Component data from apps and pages
━━━━━━━━━━━━━━━━━━━━

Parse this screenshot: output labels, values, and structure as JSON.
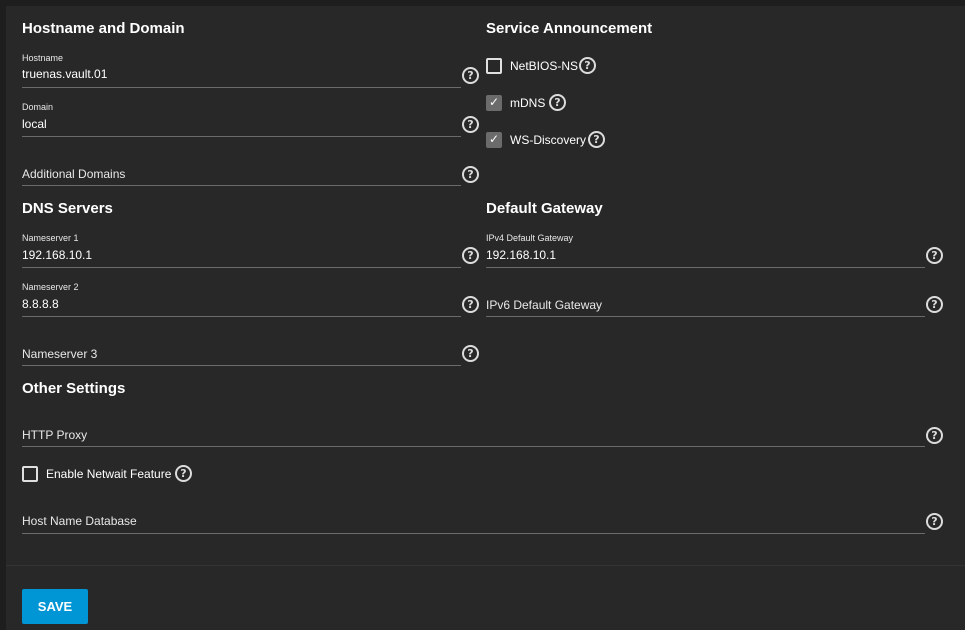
{
  "sections": {
    "hostname_domain": "Hostname and Domain",
    "service_announcement": "Service Announcement",
    "dns_servers": "DNS Servers",
    "default_gateway": "Default Gateway",
    "other_settings": "Other Settings"
  },
  "fields": {
    "hostname": {
      "label": "Hostname",
      "value": "truenas.vault.01"
    },
    "domain": {
      "label": "Domain",
      "value": "local"
    },
    "additional_domains": {
      "placeholder": "Additional Domains"
    },
    "nameserver1": {
      "label": "Nameserver 1",
      "value": "192.168.10.1"
    },
    "nameserver2": {
      "label": "Nameserver 2",
      "value": "8.8.8.8"
    },
    "nameserver3": {
      "placeholder": "Nameserver 3"
    },
    "ipv4_gateway": {
      "label": "IPv4 Default Gateway",
      "value": "192.168.10.1"
    },
    "ipv6_gateway": {
      "placeholder": "IPv6 Default Gateway"
    },
    "http_proxy": {
      "placeholder": "HTTP Proxy"
    },
    "host_name_database": {
      "placeholder": "Host Name Database"
    }
  },
  "checkboxes": {
    "netbios_ns": {
      "label": "NetBIOS-NS",
      "checked": false
    },
    "mdns": {
      "label": "mDNS",
      "checked": true
    },
    "ws_discovery": {
      "label": "WS-Discovery",
      "checked": true
    },
    "netwait": {
      "label": "Enable Netwait Feature",
      "checked": false
    }
  },
  "icons": {
    "help": "help-circle-icon",
    "check": "checkmark-icon"
  },
  "colors": {
    "background": "#282828",
    "accent": "#0095d5"
  },
  "footer": {
    "save_label": "SAVE"
  }
}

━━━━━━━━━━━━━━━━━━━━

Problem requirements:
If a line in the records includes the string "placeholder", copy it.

Written response:
      "placeholder": "Additional Domains"
      "placeholder": "Nameserver 3"
      "placeholder": "IPv6 Default Gateway"
      "placeholder": "HTTP Proxy"
      "placeholder": "Host Name Database"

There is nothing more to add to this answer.